Black Sea wheat exports to Indonesia have been increasing in recent years, with prices around $20-$30 a tonne lower than Indonesia has been paying for Australian wheat.
Indonesian wheat imports by origin:
|Total Indonesian imports:||7765||9463||9066|
Source: Lachstock Consulting
Australia has supplied around 50-60 per cent of Indonesia’s annual wheat requirements for more than a decade, but Black Sea wheat imports grew to account for 16pc of Indonesia’s total imports last year, according to Rabobank.
It seems likely more Black Sea wheat will be heading for Indonesia after the Indonesian Ministry of Agriculture approved three laboratories in Moscow to conduct phytosanitary tests and provide certification to allow Indonesian importers to buy Russian wheat.
Under the new regulations for the import of fresh food of plant origin (FFPO) introduced by Indonesia in February, countries wishing to export grain to Indonesia must first apply for food safety recognition of individual laboratories.
Since then a laboratory in Odessa, Ukraine, was registered and approved for FFPO, with 51 pesticides residues to be tested for Ukrainian wheat.
Russia’s phytosanitary authority, Rosselkhoznadzor, confirmed on Friday that three laboratories in Moscow have received approval from the Indonesian Ministry of Agriculture.
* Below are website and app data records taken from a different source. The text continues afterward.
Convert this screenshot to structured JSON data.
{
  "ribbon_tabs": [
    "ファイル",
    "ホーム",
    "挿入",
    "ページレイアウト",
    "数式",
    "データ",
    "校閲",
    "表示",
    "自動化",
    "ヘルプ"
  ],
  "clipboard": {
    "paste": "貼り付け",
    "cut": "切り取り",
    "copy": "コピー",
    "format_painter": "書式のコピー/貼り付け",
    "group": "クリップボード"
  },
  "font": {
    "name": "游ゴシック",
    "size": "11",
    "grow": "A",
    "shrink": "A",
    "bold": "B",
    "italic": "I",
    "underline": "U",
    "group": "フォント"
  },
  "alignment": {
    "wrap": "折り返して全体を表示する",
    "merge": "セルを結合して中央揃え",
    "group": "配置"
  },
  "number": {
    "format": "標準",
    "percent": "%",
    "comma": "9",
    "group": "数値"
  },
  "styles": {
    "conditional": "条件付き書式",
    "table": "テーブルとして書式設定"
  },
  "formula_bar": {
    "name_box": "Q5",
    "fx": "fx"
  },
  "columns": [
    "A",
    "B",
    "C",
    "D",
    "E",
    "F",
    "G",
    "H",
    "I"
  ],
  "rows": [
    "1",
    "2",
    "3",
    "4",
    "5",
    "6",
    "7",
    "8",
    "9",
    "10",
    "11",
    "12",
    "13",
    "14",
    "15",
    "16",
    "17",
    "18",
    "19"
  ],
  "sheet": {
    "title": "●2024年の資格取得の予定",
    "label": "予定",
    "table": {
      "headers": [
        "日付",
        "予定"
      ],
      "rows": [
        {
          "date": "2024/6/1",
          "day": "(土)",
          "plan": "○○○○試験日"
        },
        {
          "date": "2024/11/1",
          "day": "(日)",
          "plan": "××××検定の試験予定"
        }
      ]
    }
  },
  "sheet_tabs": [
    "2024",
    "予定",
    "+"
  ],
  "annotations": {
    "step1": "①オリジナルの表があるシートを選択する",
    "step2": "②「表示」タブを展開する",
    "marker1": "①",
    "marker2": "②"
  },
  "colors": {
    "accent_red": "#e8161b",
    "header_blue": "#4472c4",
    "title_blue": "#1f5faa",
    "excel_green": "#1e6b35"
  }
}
“Taking into account Russia’s potential for increasing grain exports to Indonesia, the acknowledgement of the Russian laboratories will facilitate further development and improvement of the Russian-Indonesian trade and economic cooperation,” a Rosselkhoznadzor statement said.
Testing on 83 pesticides will be conducted, in addition to tests on limits of heavy metals and mycotoxin, according to international commodity news agency, Platts.
“With Russia expected to export a record 30 million metric tonnes of wheat amid bountiful harvest in 2016-2017, a new sales outlet could be an opportunity for both sellers of Black Sea wheat and Indonesian millers seeking to cut costs,” Platts reported.
Competition into Indonesia from Black Sea wheats has been developing for some time, as Nidera trading manager Matthew Pattison explained to Grain Central this morning.
“The Australian wheats being displaced are typically ASW grade, against which competitor wheats such as equivalent grade of Ukrainian wheat is coming to market perhaps $US20/mt cheaper at origin, as well as facing smaller freight differential today”, he said.
“Global bulk freight rates have become cheaper and Australia’s advantage to markets like Indonesia has eroded from around $US25/mt to around $12/mt now.”
Russia grows wheat from crops planted in winter and spring. The winter wheat crop, accounting for around two-thirds of its total wheat production, has experienced excellent growing conditions and has been harvested with very high yields.
The United States Department of Agriculture (USDA) last week estimated the total Russian wheat crop in 2016/17 to be 72mt, at least 10mt greater than either of the past two years.
The winter wheat crop in Russia is all harvested and stored now, and is in good condition.
The significance of this year’s big Russian wheat harvest, according to Mr Pattison, is that Australian wheat exports will endure price pressure from Black Sea origin wheat for the entire year ahead.
The spring wheat harvest in the region is underway.